“The Hawk,” therefore, obviously proved open to change. And the first change he had demanded was that Comiskey return to its old dimensions.
''It won’t affect our guys,'' Harrelson told reporters at the time. ''When Harold Baines, Carlton Fisk, Ron Kittle and Greg Walker hit 'em, they go out. What I'm trying to prevent are guys like Marty Barrett of Boston and Mike Gallego of Oakland and Rich Dauer of Baltimore from leaving our yard. They've hurt us before with homers. I don't want to see them hurt us again.''

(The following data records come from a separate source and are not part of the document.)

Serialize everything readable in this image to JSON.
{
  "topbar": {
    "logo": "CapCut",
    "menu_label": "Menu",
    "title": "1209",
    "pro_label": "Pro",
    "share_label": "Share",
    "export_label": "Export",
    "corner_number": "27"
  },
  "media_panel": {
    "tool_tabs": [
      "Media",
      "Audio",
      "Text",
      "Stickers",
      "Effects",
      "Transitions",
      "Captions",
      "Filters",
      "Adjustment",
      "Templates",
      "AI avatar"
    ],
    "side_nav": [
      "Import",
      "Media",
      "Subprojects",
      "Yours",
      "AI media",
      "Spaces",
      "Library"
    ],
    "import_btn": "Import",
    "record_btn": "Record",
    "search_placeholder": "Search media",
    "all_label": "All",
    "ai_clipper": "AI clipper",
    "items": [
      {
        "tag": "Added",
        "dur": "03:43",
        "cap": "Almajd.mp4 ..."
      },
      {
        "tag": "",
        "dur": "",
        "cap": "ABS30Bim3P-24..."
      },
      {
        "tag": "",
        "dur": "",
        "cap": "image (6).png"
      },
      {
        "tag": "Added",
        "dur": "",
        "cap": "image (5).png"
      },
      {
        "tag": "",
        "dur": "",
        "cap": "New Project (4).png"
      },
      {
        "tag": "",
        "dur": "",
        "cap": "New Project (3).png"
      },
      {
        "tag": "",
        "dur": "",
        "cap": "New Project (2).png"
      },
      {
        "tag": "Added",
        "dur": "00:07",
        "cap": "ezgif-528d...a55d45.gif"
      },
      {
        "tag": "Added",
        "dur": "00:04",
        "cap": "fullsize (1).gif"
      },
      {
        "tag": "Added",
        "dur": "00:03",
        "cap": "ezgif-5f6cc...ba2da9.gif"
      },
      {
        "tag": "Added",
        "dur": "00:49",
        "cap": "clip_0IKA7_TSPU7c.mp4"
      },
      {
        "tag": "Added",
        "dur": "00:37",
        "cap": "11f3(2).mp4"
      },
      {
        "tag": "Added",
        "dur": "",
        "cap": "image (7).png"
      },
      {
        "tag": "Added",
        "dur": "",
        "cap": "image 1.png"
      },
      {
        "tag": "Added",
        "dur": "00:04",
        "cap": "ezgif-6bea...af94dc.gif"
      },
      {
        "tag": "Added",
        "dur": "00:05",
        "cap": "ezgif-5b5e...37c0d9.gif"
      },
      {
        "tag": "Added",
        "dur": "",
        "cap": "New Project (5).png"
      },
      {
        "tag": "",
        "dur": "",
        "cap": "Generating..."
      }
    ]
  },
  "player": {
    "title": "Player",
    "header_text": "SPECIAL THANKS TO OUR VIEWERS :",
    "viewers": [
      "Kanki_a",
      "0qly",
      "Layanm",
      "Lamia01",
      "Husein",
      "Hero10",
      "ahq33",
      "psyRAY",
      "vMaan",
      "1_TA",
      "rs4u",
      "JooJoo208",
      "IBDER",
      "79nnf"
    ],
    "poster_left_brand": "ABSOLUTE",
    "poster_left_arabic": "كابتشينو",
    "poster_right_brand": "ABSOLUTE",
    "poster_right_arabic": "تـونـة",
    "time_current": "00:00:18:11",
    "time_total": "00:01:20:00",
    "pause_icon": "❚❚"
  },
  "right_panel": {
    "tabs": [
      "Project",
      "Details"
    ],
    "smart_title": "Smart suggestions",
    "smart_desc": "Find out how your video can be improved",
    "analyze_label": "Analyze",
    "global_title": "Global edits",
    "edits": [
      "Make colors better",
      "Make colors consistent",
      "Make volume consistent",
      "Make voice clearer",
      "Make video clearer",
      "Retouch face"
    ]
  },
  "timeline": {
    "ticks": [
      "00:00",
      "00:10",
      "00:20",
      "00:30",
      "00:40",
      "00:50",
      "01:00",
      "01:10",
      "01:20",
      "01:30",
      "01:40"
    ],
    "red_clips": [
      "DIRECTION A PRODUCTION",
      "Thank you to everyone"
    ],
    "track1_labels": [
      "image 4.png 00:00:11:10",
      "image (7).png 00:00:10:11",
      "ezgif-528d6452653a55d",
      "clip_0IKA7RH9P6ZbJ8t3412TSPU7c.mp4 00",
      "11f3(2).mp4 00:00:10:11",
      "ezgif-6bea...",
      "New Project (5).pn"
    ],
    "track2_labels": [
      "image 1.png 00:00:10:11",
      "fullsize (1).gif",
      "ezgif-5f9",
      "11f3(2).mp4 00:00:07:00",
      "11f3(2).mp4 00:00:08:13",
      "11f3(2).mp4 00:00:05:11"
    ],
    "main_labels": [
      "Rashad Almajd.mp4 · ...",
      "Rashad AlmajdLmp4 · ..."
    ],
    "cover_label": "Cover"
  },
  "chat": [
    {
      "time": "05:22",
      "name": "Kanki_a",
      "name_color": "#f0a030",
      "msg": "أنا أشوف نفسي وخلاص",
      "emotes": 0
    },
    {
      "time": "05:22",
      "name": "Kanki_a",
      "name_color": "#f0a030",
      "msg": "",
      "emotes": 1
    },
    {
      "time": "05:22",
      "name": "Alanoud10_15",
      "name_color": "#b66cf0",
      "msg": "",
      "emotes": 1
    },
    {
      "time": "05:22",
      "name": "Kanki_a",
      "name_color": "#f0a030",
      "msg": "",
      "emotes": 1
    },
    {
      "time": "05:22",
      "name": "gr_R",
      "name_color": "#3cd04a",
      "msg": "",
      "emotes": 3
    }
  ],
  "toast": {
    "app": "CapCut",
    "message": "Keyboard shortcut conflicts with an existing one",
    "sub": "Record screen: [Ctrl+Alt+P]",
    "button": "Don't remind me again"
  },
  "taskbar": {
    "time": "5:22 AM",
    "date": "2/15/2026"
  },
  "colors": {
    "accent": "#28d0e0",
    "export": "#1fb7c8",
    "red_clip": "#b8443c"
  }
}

Harrelson had a point. The rise in opponent home run rate that was manageable for the Sox in ’83 had become more pronounced by ’85. Opponents hit a home run every 34.1 at-bats at Comiskey in ‘85, bettering the Sox hitters’ rate of one every 35.7 at-bats.
The Sox had made the field change in ’83 because of data tailored to their team at the time. By the fall of ‘85, however, the team complexion had changed enough that the old data no longer applied.
So Bossard and his crew dug up home plate and went back to work.
“Oh boy,” he thought, “here we go again.”
Comiskey’s data-altered dimensions might not have lasted, but Evans’ idea aided one of the most special seasons in franchise history. In ’83, the White Sox made the playoffs for the first time in Evans’ lifetime, and La Russa reached October for the first time in what would turn out to be a Hall of Fame career.
“You can ask any manager,” he says. “The first one is special. You never know if you can help pull it off, so the first one is special.”
Here in 2021, La Russa is headed to the postseason for the 15th time, one shy of Bobby Cox’s all-time record. That he’s again doing it with the White Sox makes Evans smile.
“The way he embraced a junior in college when he was a big league manager told me there was no way he’d fail in that role,” Evans says. “The best thing about Tony is you could throw any idea out there and not be humiliated. There were no bad ideas. You just had to base them with facts.”
As Evans can attest, sometimes the wildest ideas become reality.